"How are you doing today?" "What's going on in your world right now?" "How do you feel?" These might seem like simple questions a caring friend would ask. However, in the present day of mental health care, they can also be the start of a conversation with your virtual therapist. Advancements in artificial intelligence (AI) are bringing psychotherapy to more people who need it. It is becoming clear that AI for mental health could be a game changer.
When Alison Darcy began developing a mental-health-focused chatbot for Facebook last summer, she made a point to give it a robotic name -- nothing even vaguely human, like Siri or Alexa. She went with something charmingly mechanical: Woebot. Her service uses lessons from a short-term, goal-oriented psychotherapy method known as cognitive behavioral treatment to help people track their moods, and the name clarified that it was by no means a human replacement. It also showed off what Darcy saw as her program's greatest strength. "This is not a person that is ever going to judge me," the clinical research psychologist and former Stanford instructor said.
"How are you doing today?" "What's going on in your world right now?" "How do you feel?" These might seem like simple questions a caring friend would ask. However, in the present day of mental health care, they can also be the start of a conversation with your virtual therapist. Innovative technology is offering new opportunities to millions of Americans affected by different mental health conditions. Advancements in artificial intelligence (AI) are bringing psychotherapy to more people who need it.
On Oct. 22, 2012, three days before she slaughtered two of the three children she cared for as a nanny, Yoselyn Ortega visited a psychologist, Dr. Thomas A. Caffrey, on New York City's Upper West Side. He was the kind of guy you'd hope a person on the verge of committing murder would go to see: He had a doctorate in clinical psychology, more than 40 years of clinical experience, and a specialty in forensic psychology--the psychology of criminals. He'd worked for years within the prison system and was a former president of the New York State Psychological Association's forensic division. According to the testimony Caffrey gave in the trial that found Ortega guilty of murder just last week, after the perhaps 40-minute session (length remains controversial), he wrote down "Prognosis: good." He did not record having a follow-up appointment, although he says he expected one.

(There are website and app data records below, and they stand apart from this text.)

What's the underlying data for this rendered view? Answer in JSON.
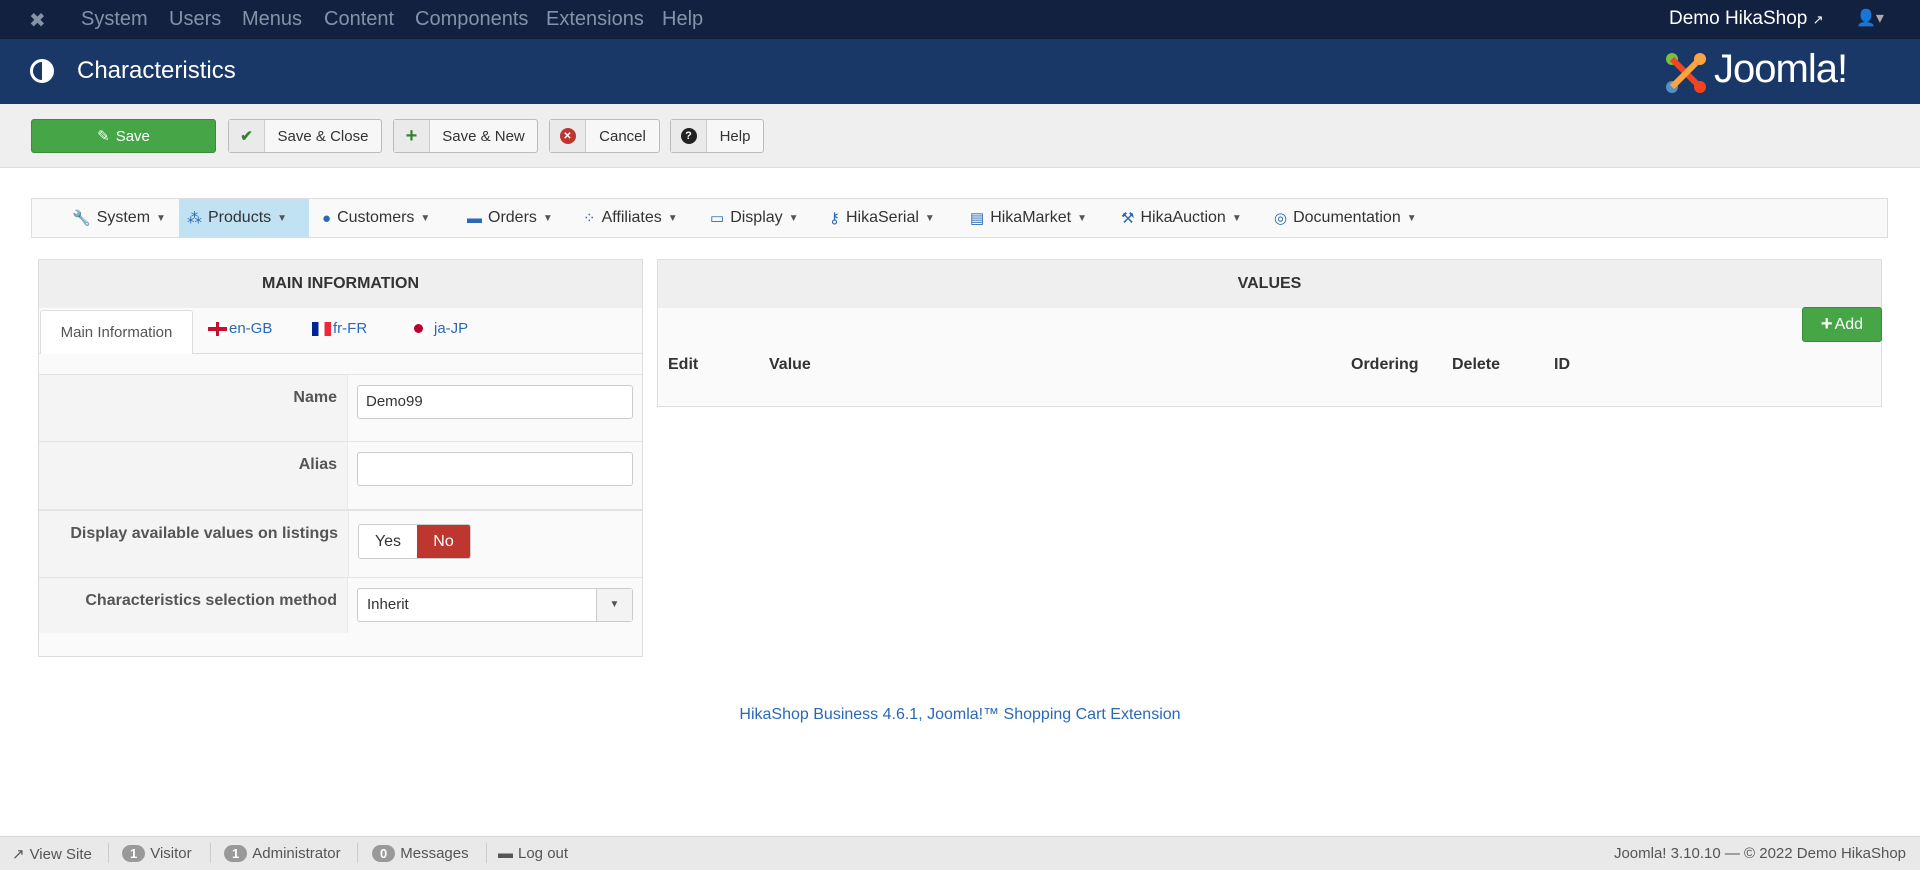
{
  "topbar": {
    "menu": [
      "System",
      "Users",
      "Menus",
      "Content",
      "Components",
      "Extensions",
      "Help"
    ],
    "site_link": "Demo HikaShop"
  },
  "header": {
    "title": "Characteristics",
    "logo_text": "Joomla!"
  },
  "toolbar": {
    "save": "Save",
    "save_close": "Save & Close",
    "save_new": "Save & New",
    "cancel": "Cancel",
    "help": "Help"
  },
  "submenu": [
    {
      "label": "System",
      "icon": "wrench"
    },
    {
      "label": "Products",
      "icon": "cubes"
    },
    {
      "label": "Customers",
      "icon": "user"
    },
    {
      "label": "Orders",
      "icon": "credit-card"
    },
    {
      "label": "Affiliates",
      "icon": "users"
    },
    {
      "label": "Display",
      "icon": "desktop"
    },
    {
      "label": "HikaSerial",
      "icon": "key"
    },
    {
      "label": "HikaMarket",
      "icon": "store"
    },
    {
      "label": "HikaAuction",
      "icon": "gavel"
    },
    {
      "label": "Documentation",
      "icon": "life-ring"
    }
  ],
  "main_info": {
    "title": "MAIN INFORMATION",
    "tabs": [
      "Main Information",
      "en-GB",
      "fr-FR",
      "ja-JP"
    ],
    "name_label": "Name",
    "name_value": "Demo99",
    "alias_label": "Alias",
    "alias_value": "",
    "display_label": "Display available values on listings",
    "yes": "Yes",
    "no": "No",
    "method_label": "Characteristics selection method",
    "method_value": "Inherit"
  },
  "values": {
    "title": "VALUES",
    "add": "Add",
    "columns": [
      "Edit",
      "Value",
      "Ordering",
      "Delete",
      "ID"
    ]
  },
  "footer": {
    "text": "HikaShop Business 4.6.1, Joomla!™ Shopping Cart Extension"
  },
  "status": {
    "view_site": "View Site",
    "visitors": "1",
    "visitor_label": "Visitor",
    "admins": "1",
    "admin_label": "Administrator",
    "messages": "0",
    "messages_label": "Messages",
    "logout": "Log out",
    "version": "Joomla! 3.10.10 — © 2022 Demo HikaShop"
  }
}
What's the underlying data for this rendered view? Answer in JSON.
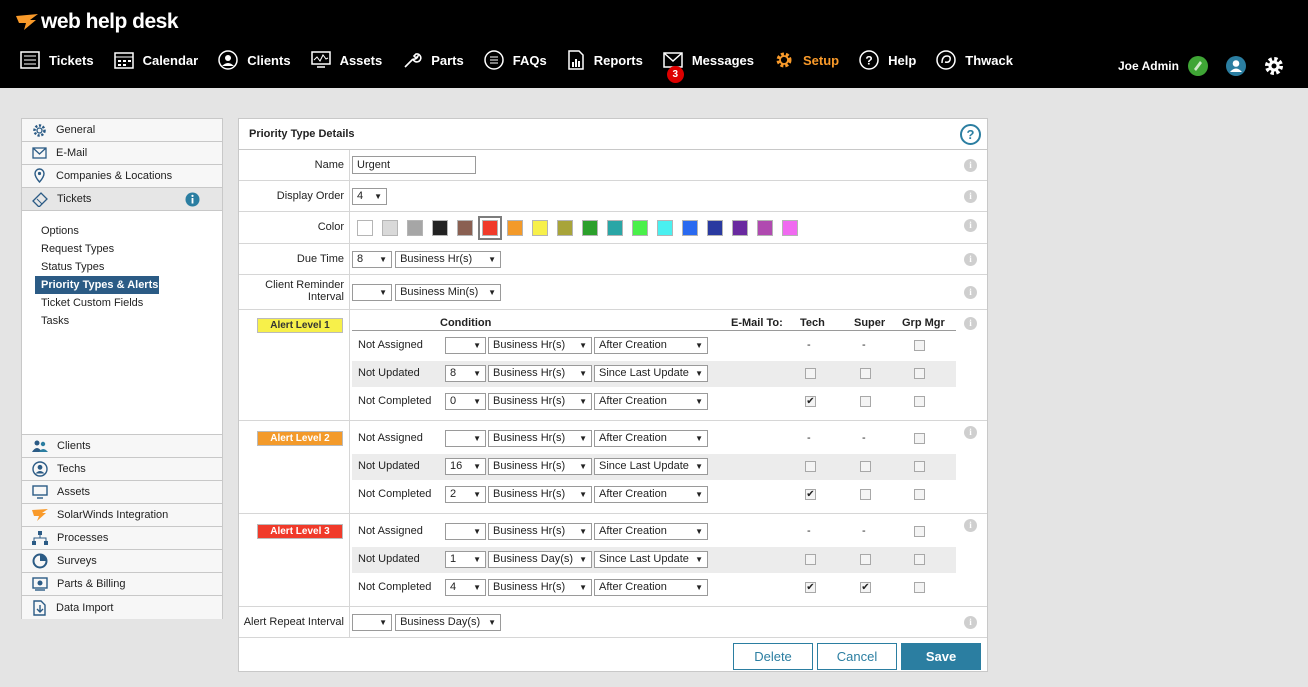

Over 450 million people are currently affected by mental or neurological disorders and it is estimated that one in four people will be affected by such condition in the coming years. With the rapid advancement in technology and its application in the medical field, researchers and medical practitioners are now looking at ways in which artificial intelligence and machine learning can be leveraged to detect early symptoms and potential cure for various mental illness. Over the years, considerable advancements have been made in this regard and AI-powered solutions such as NLP and even chatbots have been designed to understand the human mind. We look at ways in which these solutions are helping psychiatrists and other mental health professionals deliver their job better and the potential harm associated with these technologies. Several startups have combined AI and virtual reality to create a virtual therapist that can interact with is patients in real-time.